McLouth lands on DL with oblique discomfort
Schafer called up from Triple-A, likely to serve as center fielder
ATLANTA -- With Nate McLouth still feeling significant discomfort in his left oblique Monday, the Braves placed him on the 15-day disabled list and recalled Jordan Schafer from Triple-A Gwinnett.
McLouth strained his oblique while leading off Sunday afternoon's series finale against the Angels in Anaheim. The veteran center fielder felt a sharp pain while holding back on a curveball in the dirt.
When the Braves' trainers checked on McLouth again Monday, he informed them he was still feeling pain in his left side.
Schafer will likely serve as Atlanta's center fielder over the next two weeks. This was the role he possessed when he made his Major League debut and then spent the first two months of the 2009 season with the Braves.
Over the past two years, Schafer has struggled with a left wrist injury he suffered during his first week as a Major Leaguer. But while hitting .256 with a homer and eight doubles in 42 games with Gwinnett this year, the 24-year-old outfielder has started to once again show promise.
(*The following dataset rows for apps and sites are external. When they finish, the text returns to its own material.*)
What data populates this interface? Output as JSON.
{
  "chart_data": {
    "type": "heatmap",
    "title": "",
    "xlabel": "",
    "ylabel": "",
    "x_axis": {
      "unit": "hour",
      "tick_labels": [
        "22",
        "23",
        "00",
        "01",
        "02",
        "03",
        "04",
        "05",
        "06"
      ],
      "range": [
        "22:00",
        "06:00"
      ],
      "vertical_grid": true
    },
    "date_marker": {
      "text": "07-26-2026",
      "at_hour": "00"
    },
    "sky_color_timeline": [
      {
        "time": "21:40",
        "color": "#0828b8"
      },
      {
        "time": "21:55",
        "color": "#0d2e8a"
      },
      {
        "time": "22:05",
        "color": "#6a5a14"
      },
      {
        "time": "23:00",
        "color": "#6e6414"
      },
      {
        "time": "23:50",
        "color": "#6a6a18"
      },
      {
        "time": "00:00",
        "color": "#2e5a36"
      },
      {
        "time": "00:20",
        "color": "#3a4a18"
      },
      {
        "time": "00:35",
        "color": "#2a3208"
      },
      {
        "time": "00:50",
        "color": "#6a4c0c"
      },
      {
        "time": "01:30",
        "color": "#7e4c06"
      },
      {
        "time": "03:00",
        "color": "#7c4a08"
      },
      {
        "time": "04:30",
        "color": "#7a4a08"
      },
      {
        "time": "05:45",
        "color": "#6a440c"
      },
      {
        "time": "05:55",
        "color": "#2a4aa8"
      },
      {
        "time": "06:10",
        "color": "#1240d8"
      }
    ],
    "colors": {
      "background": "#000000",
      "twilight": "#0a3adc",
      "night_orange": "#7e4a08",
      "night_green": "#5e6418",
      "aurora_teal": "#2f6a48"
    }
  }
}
Schafer's struggles have been well-documented. After being named the organization's top prospect, he missed most of the early portion of the 2008 season serving a 50-game suspension because of a link to HGH. The young outfielder made a great impression during Spring Training the following year and homered twice during his first three games in the Majors.
But Schafer injured his left wrist during the fourth game of the 2009 season and immediately began a downward spiral that would carry him through the end of the '10 season.
Schafer hit .204 during his two-month stint in Atlanta and then played just nine more games for Gwinnett during the 2009 season. He underwent surgery in September and then struggled to regain all of his strength in 2010. He hit .201 in 52 games with Gwinnett last year and then played just 18 more games after being optioned to Double-A Mississippi.
Mark Bowman is a reporter for MLB.com. This story was not subject to the approval of Major League Baseball or its clubs.